START DATASET ENTRIES
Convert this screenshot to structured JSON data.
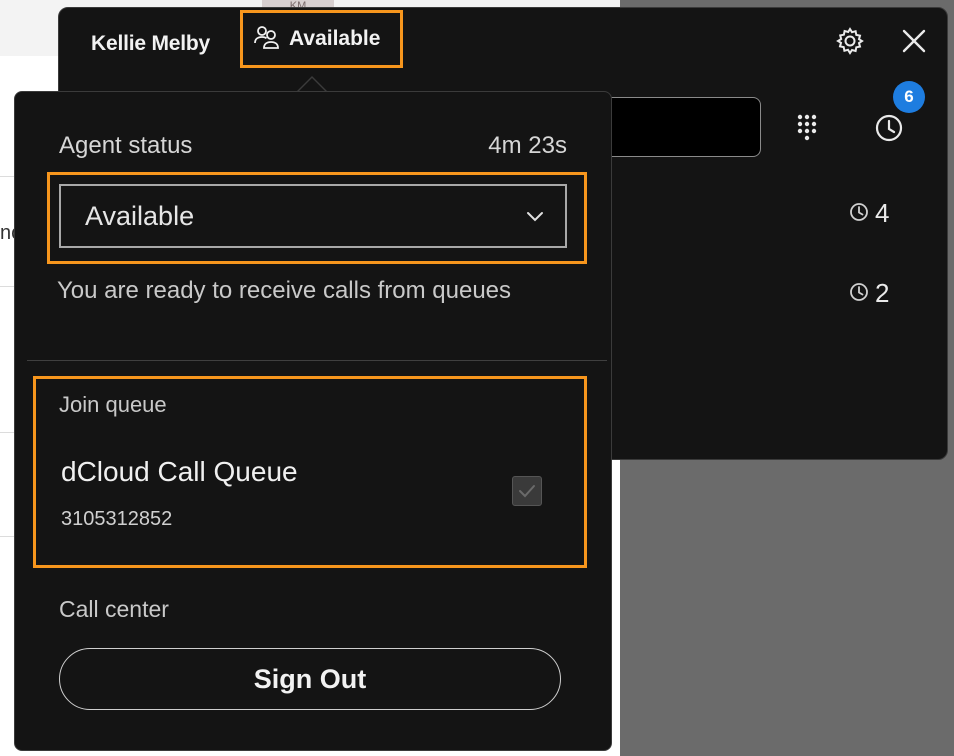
{
  "header": {
    "user_name": "Kellie Melby",
    "status_button_label": "Available",
    "history_badge_count": "6"
  },
  "background": {
    "avatar_initials": "KM",
    "cut_off_text": "nc"
  },
  "queue_summary": [
    {
      "count": "4"
    },
    {
      "count": "2"
    }
  ],
  "popover": {
    "agent_status_label": "Agent status",
    "status_timer": "4m 23s",
    "status_select_value": "Available",
    "status_description": "You are ready to receive calls from queues",
    "join_queue_label": "Join queue",
    "queue": {
      "name": "dCloud Call Queue",
      "number": "3105312852",
      "checked": true
    },
    "call_center_label": "Call center",
    "sign_out_label": "Sign Out"
  },
  "colors": {
    "highlight": "#f7961d",
    "badge": "#1e7de0",
    "panel": "#141414"
  },
  "icons": [
    "people-icon",
    "gear-icon",
    "close-icon",
    "keypad-icon",
    "clock-icon",
    "chevron-down-icon",
    "checkbox-check-icon"
  ]
}
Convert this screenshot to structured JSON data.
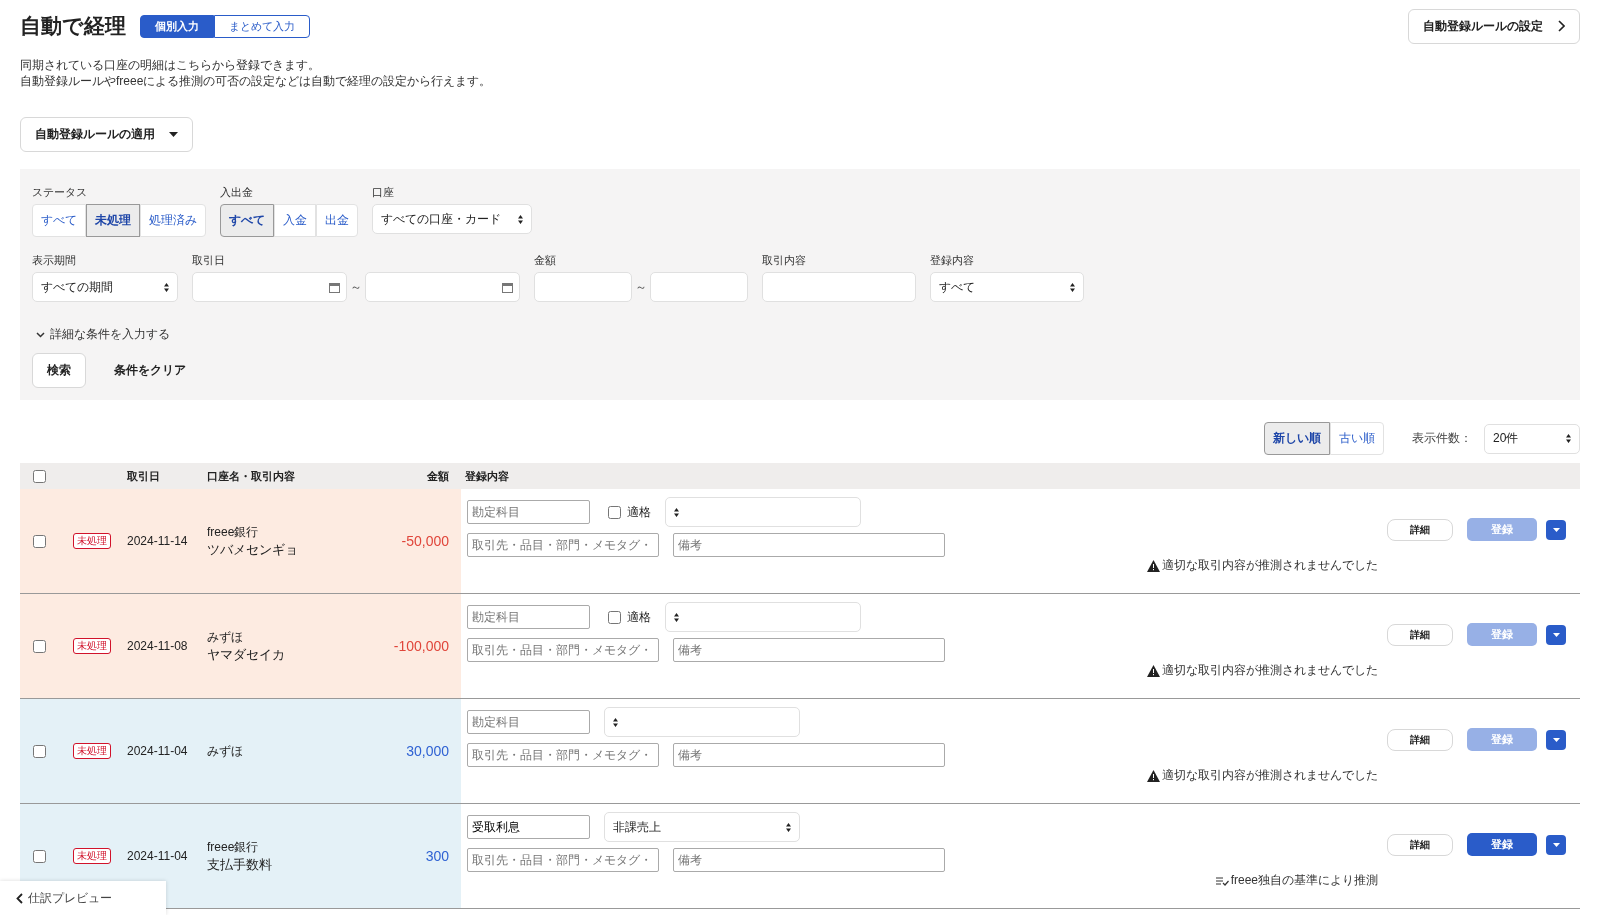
{
  "header": {
    "title": "自動で経理",
    "mode_tabs": [
      {
        "label": "個別入力",
        "selected": true
      },
      {
        "label": "まとめて入力",
        "selected": false
      }
    ],
    "settings_button": "自動登録ルールの設定"
  },
  "description": [
    "同期されている口座の明細はこちらから登録できます。",
    "自動登録ルールやfreeeによる推測の可否の設定などは自動で経理の設定から行えます。"
  ],
  "apply_rules_button": "自動登録ルールの適用",
  "filters": {
    "status": {
      "label": "ステータス",
      "options": [
        {
          "label": "すべて",
          "selected": false
        },
        {
          "label": "未処理",
          "selected": true
        },
        {
          "label": "処理済み",
          "selected": false
        }
      ]
    },
    "direction": {
      "label": "入出金",
      "options": [
        {
          "label": "すべて",
          "selected": true
        },
        {
          "label": "入金",
          "selected": false
        },
        {
          "label": "出金",
          "selected": false
        }
      ]
    },
    "account": {
      "label": "口座",
      "value": "すべての口座・カード"
    },
    "period": {
      "label": "表示期間",
      "value": "すべての期間"
    },
    "date": {
      "label": "取引日",
      "separator": "～"
    },
    "amount": {
      "label": "金額",
      "separator": "～"
    },
    "content": {
      "label": "取引内容"
    },
    "registration": {
      "label": "登録内容",
      "value": "すべて"
    },
    "advanced_toggle": "詳細な条件を入力する",
    "search_button": "検索",
    "clear_button": "条件をクリア"
  },
  "sort": [
    {
      "label": "新しい順",
      "selected": true
    },
    {
      "label": "古い順",
      "selected": false
    }
  ],
  "page_size": {
    "label": "表示件数：",
    "value": "20件"
  },
  "table": {
    "select_all_checked": false,
    "columns": [
      "取引日",
      "口座名・取引内容",
      "金額",
      "登録内容"
    ],
    "rows": [
      {
        "checked": false,
        "status": "未処理",
        "date": "2024-11-14",
        "account": "freee銀行",
        "description": "ツバメセンギョ",
        "amount": "-50,000",
        "kind": "expense",
        "account_placeholder": "勘定科目",
        "qualified": {
          "label": "適格",
          "checked": false
        },
        "partner_placeholder": "取引先・品目・部門・メモタグ・",
        "memo_placeholder": "備考",
        "detail_button": "詳細",
        "register_button": {
          "label": "登録",
          "disabled": true
        },
        "message": {
          "kind": "warning",
          "text": "適切な取引内容が推測されませんでした"
        }
      },
      {
        "checked": false,
        "status": "未処理",
        "date": "2024-11-08",
        "account": "みずほ",
        "description": "ヤマダセイカ",
        "amount": "-100,000",
        "kind": "expense",
        "account_placeholder": "勘定科目",
        "qualified": {
          "label": "適格",
          "checked": false
        },
        "partner_placeholder": "取引先・品目・部門・メモタグ・",
        "memo_placeholder": "備考",
        "detail_button": "詳細",
        "register_button": {
          "label": "登録",
          "disabled": true
        },
        "message": {
          "kind": "warning",
          "text": "適切な取引内容が推測されませんでした"
        }
      },
      {
        "checked": false,
        "status": "未処理",
        "date": "2024-11-04",
        "account": "みずほ",
        "amount": "30,000",
        "kind": "income",
        "account_placeholder": "勘定科目",
        "partner_placeholder": "取引先・品目・部門・メモタグ・",
        "memo_placeholder": "備考",
        "detail_button": "詳細",
        "register_button": {
          "label": "登録",
          "disabled": true
        },
        "message": {
          "kind": "warning",
          "text": "適切な取引内容が推測されませんでした"
        }
      },
      {
        "checked": false,
        "status": "未処理",
        "date": "2024-11-04",
        "account": "freee銀行",
        "description": "支払手数料",
        "amount": "300",
        "kind": "income",
        "account_value": "受取利息",
        "tax_value": "非課売上",
        "partner_placeholder": "取引先・品目・部門・メモタグ・",
        "memo_placeholder": "備考",
        "detail_button": "詳細",
        "register_button": {
          "label": "登録",
          "disabled": false
        },
        "message": {
          "kind": "estimate",
          "text": "freee独自の基準により推測"
        }
      }
    ]
  },
  "preview_tab": "仕訳プレビュー"
}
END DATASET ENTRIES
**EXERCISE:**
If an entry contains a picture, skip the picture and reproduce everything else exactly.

**EXERCISE RESPONSE:**
Convert this screenshot to structured JSON data.
{
  "header": {
    "user_name": "Kellie Melby",
    "status_button_label": "Available",
    "history_badge_count": "6"
  },
  "background": {
    "avatar_initials": "KM",
    "cut_off_text": "nc"
  },
  "queue_summary": [
    {
      "count": "4"
    },
    {
      "count": "2"
    }
  ],
  "popover": {
    "agent_status_label": "Agent status",
    "status_timer": "4m 23s",
    "status_select_value": "Available",
    "status_description": "You are ready to receive calls from queues",
    "join_queue_label": "Join queue",
    "queue": {
      "name": "dCloud Call Queue",
      "number": "3105312852",
      "checked": true
    },
    "call_center_label": "Call center",
    "sign_out_label": "Sign Out"
  },
  "colors": {
    "highlight": "#f7961d",
    "badge": "#1e7de0",
    "panel": "#141414"
  },
  "icons": [
    "people-icon",
    "gear-icon",
    "close-icon",
    "keypad-icon",
    "clock-icon",
    "chevron-down-icon",
    "checkbox-check-icon"
  ]
}
Convert this screenshot to structured JSON data.
{
  "header": {
    "title": "自動で経理",
    "mode_tabs": [
      {
        "label": "個別入力",
        "selected": true
      },
      {
        "label": "まとめて入力",
        "selected": false
      }
    ],
    "settings_button": "自動登録ルールの設定"
  },
  "description": [
    "同期されている口座の明細はこちらから登録できます。",
    "自動登録ルールやfreeeによる推測の可否の設定などは自動で経理の設定から行えます。"
  ],
  "apply_rules_button": "自動登録ルールの適用",
  "filters": {
    "status": {
      "label": "ステータス",
      "options": [
        {
          "label": "すべて",
          "selected": false
        },
        {
          "label": "未処理",
          "selected": true
        },
        {
          "label": "処理済み",
          "selected": false
        }
      ]
    },
    "direction": {
      "label": "入出金",
      "options": [
        {
          "label": "すべて",
          "selected": true
        },
        {
          "label": "入金",
          "selected": false
        },
        {
          "label": "出金",
          "selected": false
        }
      ]
    },
    "account": {
      "label": "口座",
      "value": "すべての口座・カード"
    },
    "period": {
      "label": "表示期間",
      "value": "すべての期間"
    },
    "date": {
      "label": "取引日",
      "separator": "～"
    },
    "amount": {
      "label": "金額",
      "separator": "～"
    },
    "content": {
      "label": "取引内容"
    },
    "registration": {
      "label": "登録内容",
      "value": "すべて"
    },
    "advanced_toggle": "詳細な条件を入力する",
    "search_button": "検索",
    "clear_button": "条件をクリア"
  },
  "sort": [
    {
      "label": "新しい順",
      "selected": true
    },
    {
      "label": "古い順",
      "selected": false
    }
  ],
  "page_size": {
    "label": "表示件数：",
    "value": "20件"
  },
  "table": {
    "select_all_checked": false,
    "columns": [
      "取引日",
      "口座名・取引内容",
      "金額",
      "登録内容"
    ],
    "rows": [
      {
        "checked": false,
        "status": "未処理",
        "date": "2024-11-14",
        "account": "freee銀行",
        "description": "ツバメセンギョ",
        "amount": "-50,000",
        "kind": "expense",
        "account_placeholder": "勘定科目",
        "qualified": {
          "label": "適格",
          "checked": false
        },
        "partner_placeholder": "取引先・品目・部門・メモタグ・",
        "memo_placeholder": "備考",
        "detail_button": "詳細",
        "register_button": {
          "label": "登録",
          "disabled": true
        },
        "message": {
          "kind": "warning",
          "text": "適切な取引内容が推測されませんでした"
        }
      },
      {
        "checked": false,
        "status": "未処理",
        "date": "2024-11-08",
        "account": "みずほ",
        "description": "ヤマダセイカ",
        "amount": "-100,000",
        "kind": "expense",
        "account_placeholder": "勘定科目",
        "qualified": {
          "label": "適格",
          "checked": false
        },
        "partner_placeholder": "取引先・品目・部門・メモタグ・",
        "memo_placeholder": "備考",
        "detail_button": "詳細",
        "register_button": {
          "label": "登録",
          "disabled": true
        },
        "message": {
          "kind": "warning",
          "text": "適切な取引内容が推測されませんでした"
        }
      },
      {
        "checked": false,
        "status": "未処理",
        "date": "2024-11-04",
        "account": "みずほ",
        "amount": "30,000",
        "kind": "income",
        "account_placeholder": "勘定科目",
        "partner_placeholder": "取引先・品目・部門・メモタグ・",
        "memo_placeholder": "備考",
        "detail_button": "詳細",
        "register_button": {
          "label": "登録",
          "disabled": true
        },
        "message": {
          "kind": "warning",
          "text": "適切な取引内容が推測されませんでした"
        }
      },
      {
        "checked": false,
        "status": "未処理",
        "date": "2024-11-04",
        "account": "freee銀行",
        "description": "支払手数料",
        "amount": "300",
        "kind": "income",
        "account_value": "受取利息",
        "tax_value": "非課売上",
        "partner_placeholder": "取引先・品目・部門・メモタグ・",
        "memo_placeholder": "備考",
        "detail_button": "詳細",
        "register_button": {
          "label": "登録",
          "disabled": false
        },
        "message": {
          "kind": "estimate",
          "text": "freee独自の基準により推測"
        }
      }
    ]
  },
  "preview_tab": "仕訳プレビュー"
}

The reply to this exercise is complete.